Pixies review, Roundhouse: Gore, religion and incestuous union on a culture-defining race through seminal early albums

Mark Beaumont
Pixies frontman Black Francis: Rex
Pixies frontman Black Francis: Rex

Rusty nails, glistening innards, ruined ancient instruments of torture. For an hour before stage time, seven screens across the Roundhouse stage rotate visuals of gruesome decay to a sinister, ambient Joey Santiago soundtrack. When stage time hits the visuals continue, now overdubbed with an audio interview with 4AD sleeve designer Vaughan Oliver, detailing how he came up with the memorably “debased” cover images for Pixies’ first two albums – the ape-man of 1987’s demo collection Come On Pilgrim, and the topless flamenco dancer of 1988’s debut album proper, Surfer Rosa.

In keeping with their bone-saw allure, Pixies are drawing the Roundhouse into their soiled and sordid world in preparation for a night that feels like gazing into the volcanic spume of alternative rock. To mark Surfer Rosa’s 30th anniversary, the Boston indie rock legends are here to play both albums in full over a five-night run: grisly, glorious records full of violence, sex, incest, mythology, perversion and death – plus, for much needed light relief, the odd superhero called Tony – which were the wellspring for grunge and the three decades of guitar rock beyond.

When Pixies finally take the stage to an orchestral refrain from “Where Is My Mind?”, opener “Caribou” makes for a deceptively sedate introduction, despite Black Francis wolf-howling the title and barking “Repent!” like a lycanthropic Pentecostal preacher.
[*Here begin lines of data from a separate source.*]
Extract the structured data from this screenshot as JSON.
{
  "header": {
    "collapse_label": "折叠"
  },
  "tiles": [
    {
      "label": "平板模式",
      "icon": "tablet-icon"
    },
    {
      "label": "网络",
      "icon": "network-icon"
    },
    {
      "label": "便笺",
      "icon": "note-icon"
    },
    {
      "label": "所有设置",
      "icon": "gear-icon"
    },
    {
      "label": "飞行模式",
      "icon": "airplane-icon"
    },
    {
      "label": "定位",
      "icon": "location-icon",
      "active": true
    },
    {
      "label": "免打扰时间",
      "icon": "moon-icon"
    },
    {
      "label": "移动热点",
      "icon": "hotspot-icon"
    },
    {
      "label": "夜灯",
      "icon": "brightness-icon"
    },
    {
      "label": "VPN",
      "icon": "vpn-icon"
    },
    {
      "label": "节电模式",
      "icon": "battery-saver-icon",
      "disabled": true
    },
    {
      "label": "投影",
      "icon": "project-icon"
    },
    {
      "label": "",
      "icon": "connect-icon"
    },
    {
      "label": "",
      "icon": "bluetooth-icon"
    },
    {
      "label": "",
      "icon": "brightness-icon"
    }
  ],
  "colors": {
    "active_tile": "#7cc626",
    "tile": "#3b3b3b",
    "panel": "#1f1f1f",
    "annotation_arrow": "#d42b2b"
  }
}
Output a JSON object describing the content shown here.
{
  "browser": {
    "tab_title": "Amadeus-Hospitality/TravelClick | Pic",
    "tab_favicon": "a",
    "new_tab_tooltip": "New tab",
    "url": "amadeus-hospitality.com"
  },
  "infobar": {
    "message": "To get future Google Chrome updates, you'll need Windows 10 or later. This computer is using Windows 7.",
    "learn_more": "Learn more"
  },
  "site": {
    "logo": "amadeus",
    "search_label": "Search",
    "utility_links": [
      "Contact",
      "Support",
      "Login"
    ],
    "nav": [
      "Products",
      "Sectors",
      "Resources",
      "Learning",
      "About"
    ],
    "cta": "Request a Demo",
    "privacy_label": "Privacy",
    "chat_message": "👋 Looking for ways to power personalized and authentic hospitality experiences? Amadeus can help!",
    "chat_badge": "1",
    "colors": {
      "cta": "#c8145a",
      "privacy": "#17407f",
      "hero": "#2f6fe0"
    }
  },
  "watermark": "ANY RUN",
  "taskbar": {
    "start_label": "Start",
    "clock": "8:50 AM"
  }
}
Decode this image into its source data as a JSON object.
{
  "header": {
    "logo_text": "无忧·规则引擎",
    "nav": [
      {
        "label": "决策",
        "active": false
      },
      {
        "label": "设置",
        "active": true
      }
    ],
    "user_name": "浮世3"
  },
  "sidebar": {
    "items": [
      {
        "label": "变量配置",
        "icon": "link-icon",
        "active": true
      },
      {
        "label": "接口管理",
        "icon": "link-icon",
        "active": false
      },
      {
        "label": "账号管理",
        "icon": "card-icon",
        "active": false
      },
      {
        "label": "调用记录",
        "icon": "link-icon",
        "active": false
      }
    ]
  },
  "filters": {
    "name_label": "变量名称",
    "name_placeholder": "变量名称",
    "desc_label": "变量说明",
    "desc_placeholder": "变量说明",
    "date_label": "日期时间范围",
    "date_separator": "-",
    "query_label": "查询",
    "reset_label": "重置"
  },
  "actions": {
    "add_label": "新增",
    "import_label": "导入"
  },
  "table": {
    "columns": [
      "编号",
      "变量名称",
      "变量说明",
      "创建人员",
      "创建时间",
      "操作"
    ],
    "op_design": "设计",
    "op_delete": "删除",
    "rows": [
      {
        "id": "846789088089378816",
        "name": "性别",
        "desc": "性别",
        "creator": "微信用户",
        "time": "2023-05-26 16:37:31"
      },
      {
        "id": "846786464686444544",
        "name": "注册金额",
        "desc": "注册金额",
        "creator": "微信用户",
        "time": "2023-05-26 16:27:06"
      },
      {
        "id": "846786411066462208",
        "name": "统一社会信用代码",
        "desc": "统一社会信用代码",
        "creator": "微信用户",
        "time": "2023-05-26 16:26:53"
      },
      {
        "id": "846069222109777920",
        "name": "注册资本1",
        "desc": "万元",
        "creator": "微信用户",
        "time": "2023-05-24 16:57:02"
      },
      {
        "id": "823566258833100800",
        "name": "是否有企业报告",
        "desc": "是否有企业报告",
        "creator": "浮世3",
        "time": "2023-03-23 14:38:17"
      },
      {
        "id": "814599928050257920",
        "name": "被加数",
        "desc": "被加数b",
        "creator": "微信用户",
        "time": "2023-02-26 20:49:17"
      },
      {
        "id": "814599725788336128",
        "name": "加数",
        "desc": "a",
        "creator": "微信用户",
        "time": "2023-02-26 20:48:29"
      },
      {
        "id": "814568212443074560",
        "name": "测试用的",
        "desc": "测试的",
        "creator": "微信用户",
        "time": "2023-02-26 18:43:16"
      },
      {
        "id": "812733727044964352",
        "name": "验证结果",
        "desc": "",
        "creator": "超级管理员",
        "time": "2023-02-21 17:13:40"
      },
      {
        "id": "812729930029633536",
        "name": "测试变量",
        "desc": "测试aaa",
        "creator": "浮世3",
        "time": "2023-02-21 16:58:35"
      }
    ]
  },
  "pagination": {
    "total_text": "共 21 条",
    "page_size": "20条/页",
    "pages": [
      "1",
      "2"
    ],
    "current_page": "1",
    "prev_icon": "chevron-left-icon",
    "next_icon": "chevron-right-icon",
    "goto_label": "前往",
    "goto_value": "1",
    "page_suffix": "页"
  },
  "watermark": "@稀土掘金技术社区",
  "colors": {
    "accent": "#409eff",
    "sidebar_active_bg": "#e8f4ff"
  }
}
Brutally business-like as ever, they’re soon flying through Come On Pilgrim’s eight songs in 20 minutes (one ill-timed bar break and you’ll miss entire albums tonight), firing off scarified punk folk like “Ed Is Dead”, “The Holiday Song” and “Nimrod’s Son” at assault rifle pace, drenched in malicious melodies, bouts of doomy flamenco and Francis’s demented yelps.

It’s the savage momentum of these songs that helped ignite the late-Eighties wave of impassioned grunge rock – take the rabidly infectious “I’ve Been Tired”, featuring the most inadvisable Tinder-date small talk ever: “‘Why don’t you tell me one of your biggest fears?’/I said ‘losing my penis to a whore with disease…’” But the mythologies Pixies built or borrowed keep them timeless: biblical images of violence and incest, quasi-religious references to reincarnation and ascendance, murky characters like the “elevator lady” at the heart of scorched surf rocker “Levitate Me”. It feels less like revisiting a bygone age of indie rock and more like getting re-baptised in battery acid.

A languorous, sea-squall cover of David Lynch’s “In Heaven (Lady In The Radiator Song)” gives way to the meat of the evening – Surfer Rosa in full, thundering in on the broken axle of “Bone Machine”, a totalled tanker of a song still doing 120 mph down the road to hell. The disjointed union of Dave Lovering’s clattering beats, Santiago’s guitar squeals and Kim Deal’s chocolate basslines, carried by new bassist Paz Lenchantin on a flower-laden bass guitar, is a sort of dark magic that carries the album through its accelerating brutality. “Break My Body”, “Something Against You” and “Broken Face” are breakneck portraits of mutilation, inbred deformity and incest (there’s enough incest on Surfer Rosa to make Fleetwood Mac blush) that give way to the bright pop relief of “Gigantic”, Deal’s interracial love song dropped from the set when she left the band in 2013 but delivered adroitly by Paz tonight, albeit lacking Kim’s iconic alt-rock charm.

Pixies revel in the lighter moments of Surfer Rosa. Francis dons shades for “Where Is My Mind?”, fully aware that his cartoonish dream pop tale of being chased by a fish around the Caribbean is still the coolest song The Velvet Underground never wrote. They relish the comic book punk of “Tony’s Theme” and the flamenco riot “Oh My Golly!”. On the second outing of “Vamos” (the song features on both albums), Joey unplugs the lead from his guitar and plays the feedback from the jack in place of the earlier version’s more traditional solo. There’s a magical moment when Black Francis stoically lifts a sheet of paper to the microphone and recites the album’s “you f***in’ die!” studio banter segment. Their reverence to their seminal debut is both dutiful and playful.

An encore of random B-sides and later album tracks highlights how lop-sided and incomplete a Pixies set feels without classic stalwarts like “Debaser”, “Monkey Gone To Heaven”, “Velouria” and “Gouge Away”. But few full-album gigs feel this relevant and rejuvenating, encompassing a genre, not just an era. Right up to Wolf Alice’s Mercury Prize win, Rosa is still surfing the zeitgeist.